When I first saw this book, it’s eye-catching cover made me instantly think that it was going to be similar to ‘Eye of The North’ or ‘The Polar Bear Explorers’ Club’ (both excellent adventure stories, by the way), but I was spectacularly proved wrong. You would think by now that I would know not to judge a book by its cover!
I have mentioned before that I am a huge fan of Barrington Stoke, as it publishes what it calls ‘super readable’ stories covering such a broad range of topics. Race to the North is no exception. It’s the story of adventurer Matthew Henson, who it is claimed was the first (American) person to reach the North Pole in 1909, but who was forgotten and ignored for many years due to the colour of his skin. After doing a bit of research about the North Pole on the old tinterweb, it’s worth pointing out that while the American government finally announced in 1910 that Henson’s expedition (headed by Commander Peary) was the first true journey to the North Pole, there are now conflicting views as to whether or not the North Pole was reached due to lack of substantive proof.
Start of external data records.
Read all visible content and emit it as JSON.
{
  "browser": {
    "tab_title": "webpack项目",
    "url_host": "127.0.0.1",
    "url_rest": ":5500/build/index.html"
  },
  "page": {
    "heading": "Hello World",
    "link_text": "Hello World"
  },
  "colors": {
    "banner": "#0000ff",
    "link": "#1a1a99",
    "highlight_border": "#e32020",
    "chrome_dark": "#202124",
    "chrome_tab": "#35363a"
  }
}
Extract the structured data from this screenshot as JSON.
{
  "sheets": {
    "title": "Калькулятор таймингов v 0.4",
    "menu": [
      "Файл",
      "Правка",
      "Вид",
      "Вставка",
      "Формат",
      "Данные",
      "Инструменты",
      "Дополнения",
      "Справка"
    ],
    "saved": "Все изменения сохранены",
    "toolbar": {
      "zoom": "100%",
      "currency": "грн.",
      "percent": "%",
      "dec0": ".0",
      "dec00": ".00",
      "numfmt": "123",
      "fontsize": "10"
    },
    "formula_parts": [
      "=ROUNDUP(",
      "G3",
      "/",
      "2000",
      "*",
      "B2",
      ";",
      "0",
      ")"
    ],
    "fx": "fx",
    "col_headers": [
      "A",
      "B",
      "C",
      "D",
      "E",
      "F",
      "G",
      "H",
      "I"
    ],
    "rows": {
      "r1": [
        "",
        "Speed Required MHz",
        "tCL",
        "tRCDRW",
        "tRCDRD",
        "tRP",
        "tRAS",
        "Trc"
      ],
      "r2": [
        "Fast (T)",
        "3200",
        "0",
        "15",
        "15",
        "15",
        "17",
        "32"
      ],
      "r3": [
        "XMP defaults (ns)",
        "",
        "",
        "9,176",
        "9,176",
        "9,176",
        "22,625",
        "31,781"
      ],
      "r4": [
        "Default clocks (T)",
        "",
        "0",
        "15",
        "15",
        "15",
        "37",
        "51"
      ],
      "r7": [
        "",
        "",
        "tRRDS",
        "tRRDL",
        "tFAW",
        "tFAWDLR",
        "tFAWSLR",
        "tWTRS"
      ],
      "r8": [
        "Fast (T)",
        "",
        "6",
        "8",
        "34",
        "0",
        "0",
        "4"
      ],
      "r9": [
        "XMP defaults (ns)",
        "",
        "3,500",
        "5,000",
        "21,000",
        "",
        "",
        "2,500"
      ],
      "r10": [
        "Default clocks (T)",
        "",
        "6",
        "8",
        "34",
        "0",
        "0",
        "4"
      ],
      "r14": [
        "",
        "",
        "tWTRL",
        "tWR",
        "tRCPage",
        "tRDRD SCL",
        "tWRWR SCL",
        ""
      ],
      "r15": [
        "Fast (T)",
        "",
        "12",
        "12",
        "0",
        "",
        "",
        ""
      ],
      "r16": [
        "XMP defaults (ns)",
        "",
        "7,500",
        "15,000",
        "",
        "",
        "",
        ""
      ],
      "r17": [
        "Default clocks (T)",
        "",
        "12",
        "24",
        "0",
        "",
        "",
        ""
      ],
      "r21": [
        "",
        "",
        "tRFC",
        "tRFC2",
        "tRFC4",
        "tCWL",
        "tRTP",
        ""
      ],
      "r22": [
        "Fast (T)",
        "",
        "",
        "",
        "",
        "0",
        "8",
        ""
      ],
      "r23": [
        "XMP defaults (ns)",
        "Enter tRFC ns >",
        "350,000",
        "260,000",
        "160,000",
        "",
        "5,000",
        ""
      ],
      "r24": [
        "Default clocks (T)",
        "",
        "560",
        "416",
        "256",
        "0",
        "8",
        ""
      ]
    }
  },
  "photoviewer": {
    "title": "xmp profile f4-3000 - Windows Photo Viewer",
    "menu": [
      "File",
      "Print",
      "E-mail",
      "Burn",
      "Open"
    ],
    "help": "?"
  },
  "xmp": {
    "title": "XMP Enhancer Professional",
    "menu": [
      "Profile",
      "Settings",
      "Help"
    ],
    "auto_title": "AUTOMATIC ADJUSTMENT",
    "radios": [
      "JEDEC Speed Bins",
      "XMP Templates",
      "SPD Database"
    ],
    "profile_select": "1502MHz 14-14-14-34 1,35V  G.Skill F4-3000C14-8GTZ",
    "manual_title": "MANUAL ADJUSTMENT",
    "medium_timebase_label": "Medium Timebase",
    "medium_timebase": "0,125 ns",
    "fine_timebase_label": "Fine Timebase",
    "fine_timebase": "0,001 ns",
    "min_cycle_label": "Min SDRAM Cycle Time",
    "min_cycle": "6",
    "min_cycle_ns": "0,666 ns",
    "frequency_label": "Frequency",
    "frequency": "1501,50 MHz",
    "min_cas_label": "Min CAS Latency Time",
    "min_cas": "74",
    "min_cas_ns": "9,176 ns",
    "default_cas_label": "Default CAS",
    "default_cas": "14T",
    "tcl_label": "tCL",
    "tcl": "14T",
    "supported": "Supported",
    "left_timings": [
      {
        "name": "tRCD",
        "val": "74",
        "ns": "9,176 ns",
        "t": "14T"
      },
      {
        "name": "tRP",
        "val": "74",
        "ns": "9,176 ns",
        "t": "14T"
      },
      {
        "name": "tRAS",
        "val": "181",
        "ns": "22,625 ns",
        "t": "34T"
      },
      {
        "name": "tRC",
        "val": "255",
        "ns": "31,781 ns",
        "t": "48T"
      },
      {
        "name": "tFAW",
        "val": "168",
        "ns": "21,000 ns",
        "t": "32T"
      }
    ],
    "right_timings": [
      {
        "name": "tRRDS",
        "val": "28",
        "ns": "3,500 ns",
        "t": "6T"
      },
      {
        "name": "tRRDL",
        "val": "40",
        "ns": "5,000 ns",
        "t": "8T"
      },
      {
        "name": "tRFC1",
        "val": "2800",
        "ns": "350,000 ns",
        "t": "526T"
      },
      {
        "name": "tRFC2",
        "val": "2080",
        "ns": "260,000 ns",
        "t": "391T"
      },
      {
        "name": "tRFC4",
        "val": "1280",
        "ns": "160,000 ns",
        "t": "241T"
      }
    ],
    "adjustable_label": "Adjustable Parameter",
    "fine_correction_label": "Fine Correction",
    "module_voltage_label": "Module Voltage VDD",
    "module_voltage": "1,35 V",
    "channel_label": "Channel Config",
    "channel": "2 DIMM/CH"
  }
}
However, there is no doubt that at the time and for many years after, Henson was treated differently to his white expedition counterparts purely due to his skin colour.
For me, Race to the North is both inspiring and informative, as it contains a number of important messages such as overcoming adversity, resilience, and striving for success, as well as introducing the concept of prejudice in an appropriate way for a younger audience. It is written in the first person, and Catherine Johnson’s engaging writing style makes you want to keep reading more. With all Barrington Stoke texts, the book has a dyslexia-friendly layout, typeface and paperstock so that even more readers can enjoy it; it has been edited to a reading age of 8, and has an interest range of 8-12. The story is perfect for sharing, as well as an individual read, and I also think it would make a great ‘free readers’ reading book for those who are not fans of extended reading (such as my daughter), as the chapters are mostly short, and even the longer chapters have plenty of natural breaks.
If you want to get a better feel for Race to the Frozen North, Barrington Stoke have kindly allowed access to the first chapter of the book below (due to some formatting issues – which will be corrected once my techmeister is home! – click on the right hand black surround, down below the blog categories, to turn the page forwards):
Race to the Frozen North
Author: Catherine Johnson
Illustrator: Katie Hickey
Publisher: Barrington Stoke Ltd
Paperback: 104 pages